Misleading dose response curve graphic
The slopes of the linear sections of the two dose response curves are almost identical. A casual glance could lead a reader to think that, while the curved ends differ, the slopes are supposed to be the same. Unless this is intentional, it would be useful to have an example that left no doubt as to whether the slopes should be the same or may differ considerably. 126.96.36.199 (talk) 20:02, 20 June 2009 (UTC)
Merge Effective dose and Dose-response relationship
Dose-response relationship already introduces all the concepts required to truly understand the concept of an effective dose. I am not convinced that the Effective Dose article is really going to grow much beyond a dictionary definition as all historical, etc information will likely be duplicated from dose-response. -- cmhTC 17:38, 26 October 2006 (UTC)
I found the Effective dose equivalent page useful in it's own right and do NOT believe this concept is adequately covered in the 'dose-response' relationship article.
These articles should be merged as Effective dose covers non pharmacology based information on radioactivity and hence deserves its own page. If no one disagrees over the next few days I will remove the merge template. Lethaniol 15:34, 30 November 2006 (UTC)
- "These articles should be merged as Effective dose ... deserves its own page"? Doesn't that mean that it shouldn't be merged? Also, wouldn't it be possibly more helpful to merge EC50 into Effective dose, than Effective dose into here? --PhiJ 13:51, 24 February 2007 (UTC)

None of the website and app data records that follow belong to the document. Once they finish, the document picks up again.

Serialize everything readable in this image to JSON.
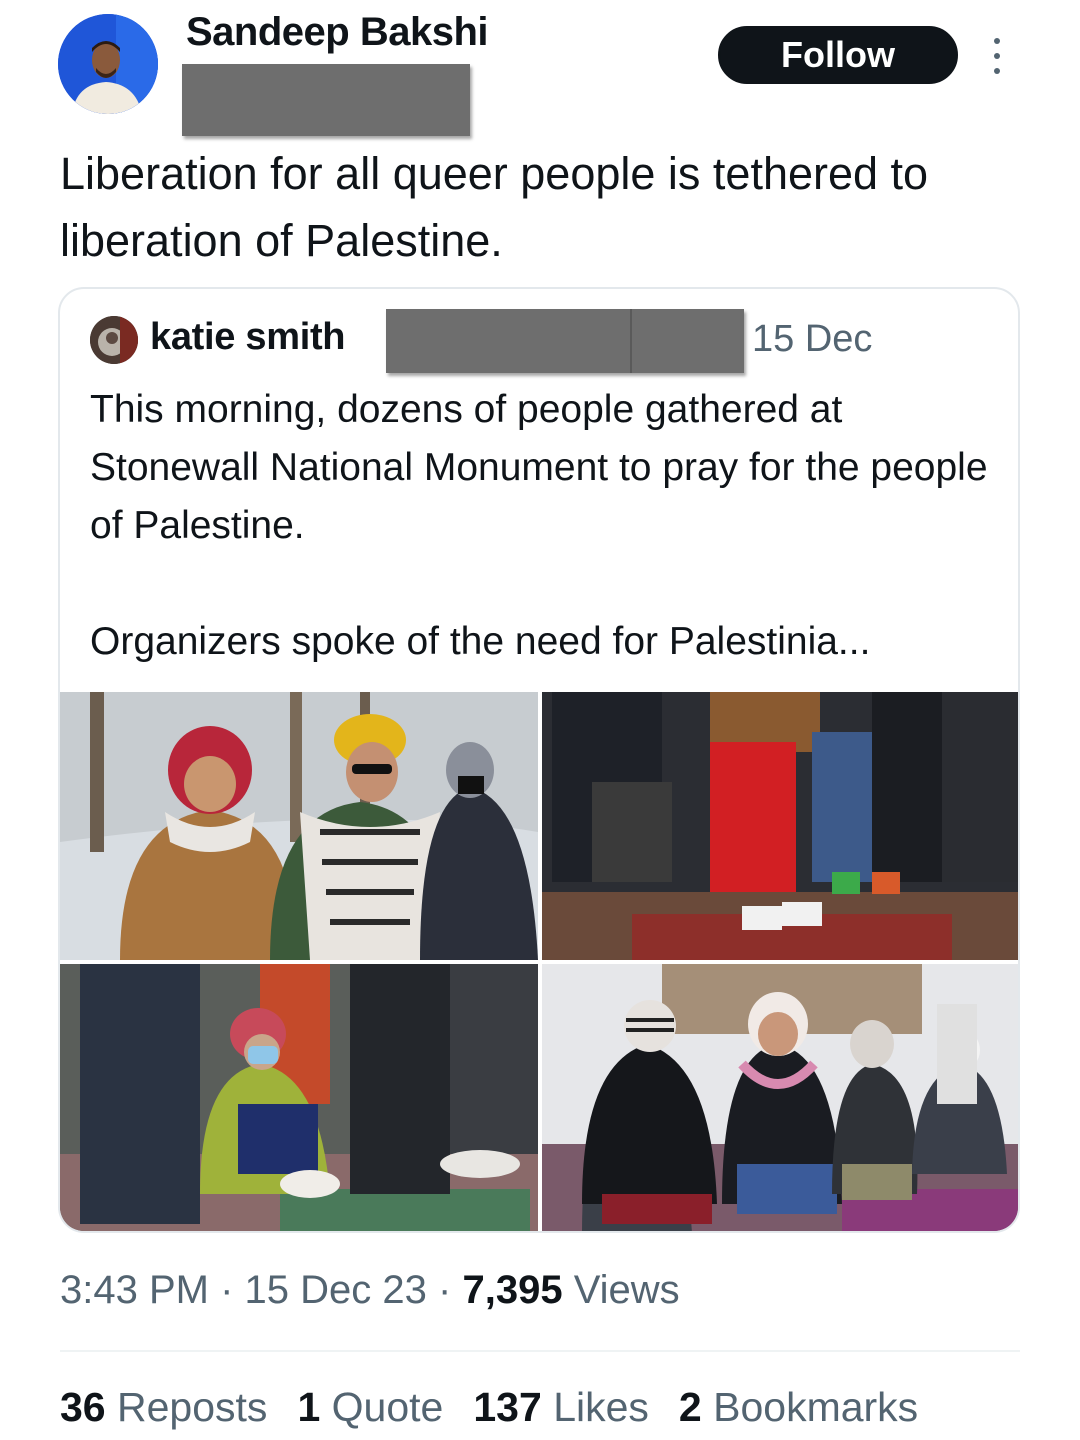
{
  "tweet": {
    "author_name": "Sandeep Bakshi",
    "follow_label": "Follow",
    "text": "Liberation for all queer people is tethered to liberation of Palestine."
  },
  "quote": {
    "author_name": "katie smith",
    "date": "15 Dec",
    "paragraph_1": "This morning, dozens of people gathered at Stonewall National Monument to pray for the people of Palestine.",
    "paragraph_2": "Organizers spoke of the need for Palestinia..."
  },
  "meta": {
    "time": "3:43 PM",
    "sep1": "·",
    "date": "15 Dec 23",
    "sep2": "·",
    "views_count": "7,395",
    "views_label": "Views"
  },
  "stats": {
    "reposts_count": "36",
    "reposts_label": "Reposts",
    "quotes_count": "1",
    "quotes_label": "Quote",
    "likes_count": "137",
    "likes_label": "Likes",
    "bookmarks_count": "2",
    "bookmarks_label": "Bookmarks"
  },
  "icons": {
    "more": "more-vertical-icon"
  },
  "colors": {
    "text_primary": "#0f1419",
    "text_secondary": "#536471",
    "follow_bg": "#0f1419",
    "border": "#e3e8ec",
    "redaction": "#6e6e6e"
  }
}
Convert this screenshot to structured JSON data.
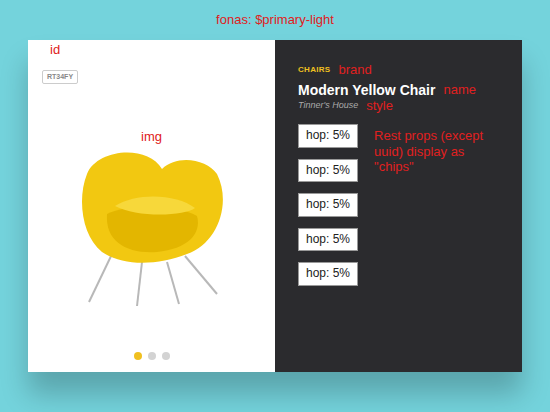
{
  "page": {
    "annotation": "fonas: $primary-light"
  },
  "product": {
    "id": "RT34FY",
    "brand": "CHAIRS",
    "name": "Modern Yellow Chair",
    "style": "Tinner's House"
  },
  "annotations": {
    "id": "id",
    "img": "img",
    "brand": "brand",
    "name": "name",
    "style": "style",
    "chips": "Rest props (except uuid) display as \"chips\""
  },
  "chips": [
    {
      "label": "hop: 5%"
    },
    {
      "label": "hop: 5%"
    },
    {
      "label": "hop: 5%"
    },
    {
      "label": "hop: 5%"
    },
    {
      "label": "hop: 5%"
    }
  ],
  "carousel": [
    {
      "selected": true
    },
    {
      "selected": false
    },
    {
      "selected": false
    }
  ]
}
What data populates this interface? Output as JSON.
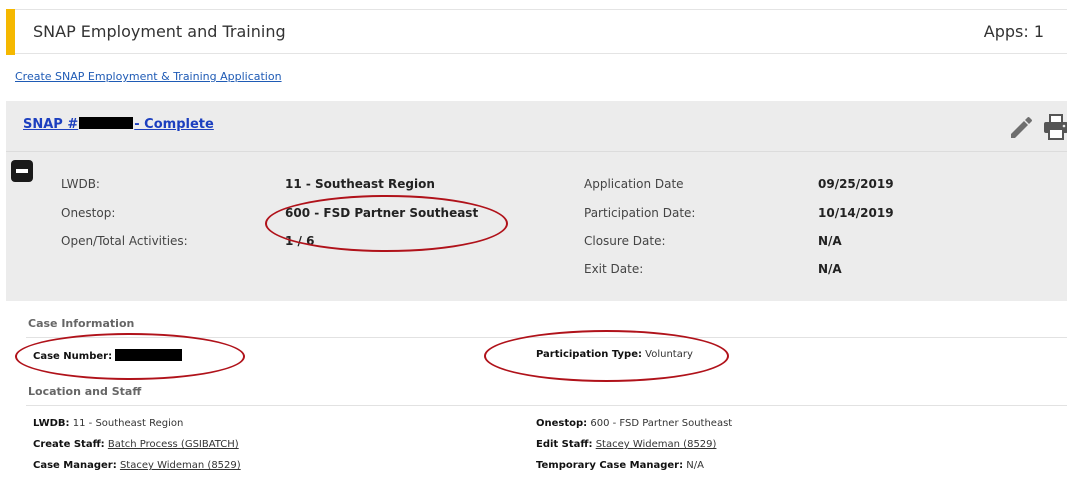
{
  "header": {
    "title": "SNAP Employment and Training",
    "apps_count": "Apps: 1",
    "accent_color": "#f5b800"
  },
  "create_link": "Create SNAP Employment & Training Application",
  "application": {
    "title_prefix": "SNAP #",
    "title_suffix": "- Complete",
    "summary": {
      "lwdb_label": "LWDB:",
      "lwdb_value": "11 - Southeast Region",
      "onestop_label": "Onestop:",
      "onestop_value": "600 - FSD Partner Southeast",
      "activities_label": "Open/Total Activities:",
      "activities_value": "1 / 6",
      "app_date_label": "Application Date",
      "app_date_value": "09/25/2019",
      "part_date_label": "Participation Date:",
      "part_date_value": "10/14/2019",
      "closure_label": "Closure Date:",
      "closure_value": "N/A",
      "exit_label": "Exit Date:",
      "exit_value": "N/A"
    }
  },
  "case_information": {
    "heading": "Case Information",
    "case_number_label": "Case Number:",
    "participation_type_label": "Participation Type:",
    "participation_type_value": "Voluntary"
  },
  "location_staff": {
    "heading": "Location and Staff",
    "lwdb_label": "LWDB:",
    "lwdb_value": "11 - Southeast Region",
    "onestop_label": "Onestop:",
    "onestop_value": "600 - FSD Partner Southeast",
    "create_staff_label": "Create Staff:",
    "create_staff_value": "Batch Process (GSIBATCH)",
    "edit_staff_label": "Edit Staff:",
    "edit_staff_value": "Stacey Wideman (8529)",
    "case_manager_label": "Case Manager:",
    "case_manager_value": "Stacey Wideman (8529)",
    "temp_case_manager_label": "Temporary Case Manager:",
    "temp_case_manager_value": "N/A"
  },
  "icons": {
    "edit": "pencil-icon",
    "print": "printer-icon",
    "collapse": "minus-icon"
  },
  "annotation_color": "#b0121a"
}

I think that some folks may be getting EC50 mixed up with ED-50, which is understandable. The two sound similar, but they are actually quite different concepts. Whereas the EC50 can be derived from a dose-response curve, the ED-50 is really not related to the dose-response curve at all (mathematically speaking). I can't see any reason to merge ED-50 with the dose-response article nor has a valid reason been provided in this discussion. I'll go ahead and remove the merge tag. However, given that the EC50 IS derived from the dose-response curve, perhaps merging those two articles would be more sensible. Jay†Litman 18:05, 13 March 2007 (UTC)
Would be nice if somebody covered this as the article suggests that all dose-response curves have thresholds.--Santahul 12:47, 5 January 2007 (UTC)
The information regards medical physics should be kept under the title effective doe, as this what it is called by the International Commission on Radiological Protection.
Problem with Figure
The graph on this page shows the fraction of receptors bound with changing agonist concentration. This is not what a dose-response curve illustrates. Dose-response curves relate the concentration of agonists (or antagonists) to a biological effect (ie. rate of enzymatic action). Receptor occupancy does not necessarily correspond to enzyme activity, as the maximal biological function of most cellular processes are achieved well below 100% occupancy.
- It is true that the figure, as labeled, is not a dose-reponse curve. However, the y-axis could just as well read "response", in which case it would be appropriate. Also, the labels potency and efficacy on the figure are not sufficiently explained/discussed in the article. I don't have a figure that would immediately fix these issues, but I might be able to get/make one, eventually. Meanwhile, anyone else with one should feel free to replace it. Shanata (talk) 09:15, 22 March 2009 (UTC)